EXERCISE OBJECTIVE →
Check the records below for the word "title" and state how many lines contain it, replying with the number only.

══ RECORDS SUPPLIED ══

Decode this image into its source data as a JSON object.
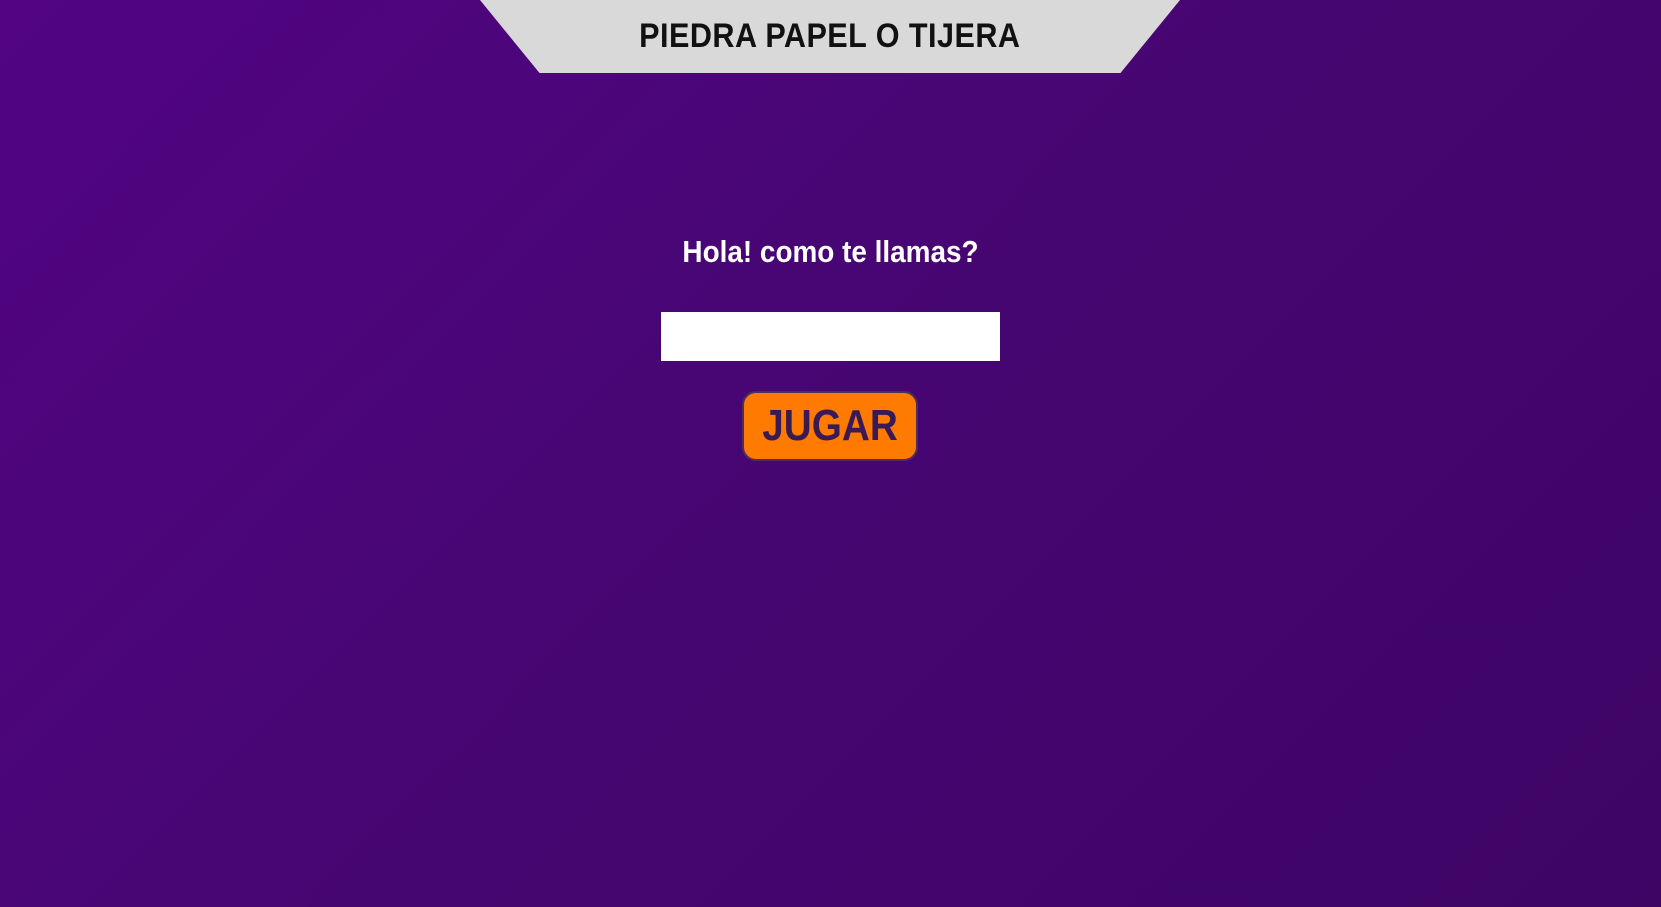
{
  "header": {
    "title": "PIEDRA PAPEL O TIJERA"
  },
  "form": {
    "prompt": "Hola! como te llamas?",
    "name_value": "",
    "name_placeholder": "",
    "play_label": "JUGAR"
  },
  "colors": {
    "background": "#4a0676",
    "banner": "#d9d9d9",
    "button": "#ff7a00",
    "button_text": "#3a1a55",
    "text": "#ffffff"
  }
}
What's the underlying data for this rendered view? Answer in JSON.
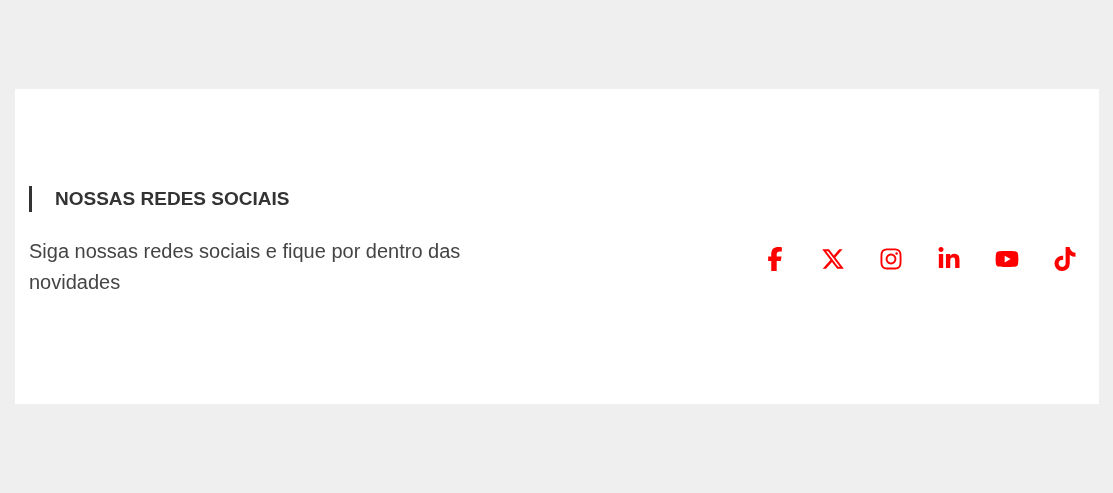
{
  "section": {
    "heading": "NOSSAS REDES SOCIAIS",
    "description": "Siga nossas redes sociais e fique por dentro das novidades",
    "social_links": [
      {
        "kind": "facebook"
      },
      {
        "kind": "x"
      },
      {
        "kind": "instagram"
      },
      {
        "kind": "linkedin"
      },
      {
        "kind": "youtube"
      },
      {
        "kind": "tiktok"
      }
    ]
  }
}
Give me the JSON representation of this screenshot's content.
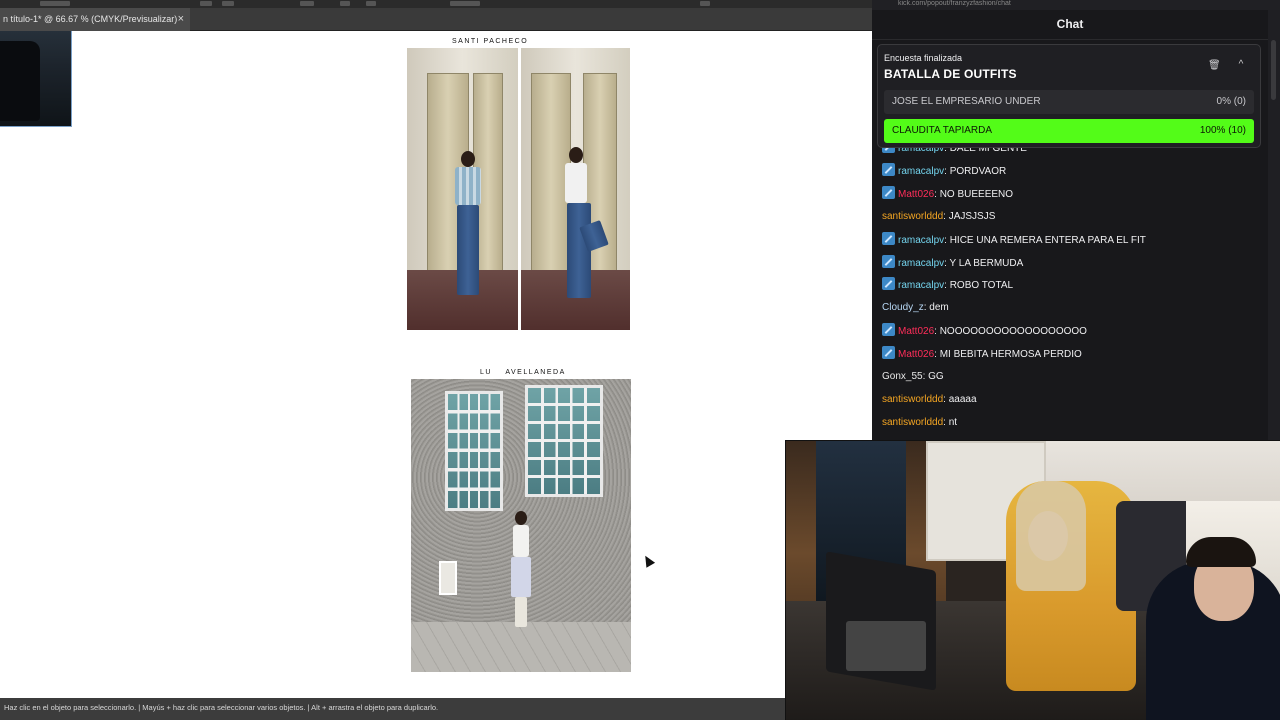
{
  "editor": {
    "doc_tab": "n título-1* @ 66.67 % (CMYK/Previsualizar)",
    "doc_tab_close": "×",
    "status": "Haz clic en el objeto para seleccionarlo.  |  Mayús + haz clic para seleccionar varios objetos.  |  Alt + arrastra el objeto para duplicarlo.",
    "photos": [
      {
        "caption": "SANTI PACHECO"
      },
      {
        "caption": "LU    AVELLANEDA"
      }
    ]
  },
  "chat": {
    "url": "kick.com/popout/franzyzfashion/chat",
    "title": "Chat",
    "poll": {
      "status": "Encuesta finalizada",
      "title": "BATALLA DE OUTFITS",
      "trash_icon": "🗑",
      "collapse_icon": "^",
      "options": [
        {
          "name": "JOSE EL EMPRESARIO UNDER",
          "result": "0% (0)"
        },
        {
          "name": "CLAUDITA TAPIARDA",
          "result": "100% (10)"
        }
      ]
    },
    "messages": [
      {
        "badge": true,
        "user": "ramacalpv",
        "color": "cyan",
        "text": "DALE MI GENTE"
      },
      {
        "badge": true,
        "user": "ramacalpv",
        "color": "cyan",
        "text": "PORDVAOR"
      },
      {
        "badge": true,
        "user": "Matt026",
        "color": "red",
        "text": "NO BUEEEENO"
      },
      {
        "badge": false,
        "user": "santisworlddd",
        "color": "orange",
        "text": "JAJSJSJS"
      },
      {
        "badge": true,
        "user": "ramacalpv",
        "color": "cyan",
        "text": "HICE UNA REMERA ENTERA PARA EL FIT"
      },
      {
        "badge": true,
        "user": "ramacalpv",
        "color": "cyan",
        "text": "Y LA BERMUDA"
      },
      {
        "badge": true,
        "user": "ramacalpv",
        "color": "cyan",
        "text": "ROBO TOTAL"
      },
      {
        "badge": false,
        "user": "Cloudy_z",
        "color": "light",
        "text": "dem"
      },
      {
        "badge": true,
        "user": "Matt026",
        "color": "red",
        "text": "NOOOOOOOOOOOOOOOOOO"
      },
      {
        "badge": true,
        "user": "Matt026",
        "color": "red",
        "text": "MI BEBITA HERMOSA PERDIO"
      },
      {
        "badge": false,
        "user": "Gonx_55",
        "color": "white",
        "text": "GG"
      },
      {
        "badge": false,
        "user": "santisworlddd",
        "color": "orange",
        "text": "aaaaa"
      },
      {
        "badge": false,
        "user": "santisworlddd",
        "color": "orange",
        "text": "nt"
      }
    ],
    "colors": {
      "cyan": "#74d4ee",
      "red": "#ff2e5a",
      "orange": "#f5a623",
      "light": "#b8d8f5",
      "white": "#e8e8e8",
      "poll_green": "#53fc18"
    }
  }
}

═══

WORKED SOLUTION →
3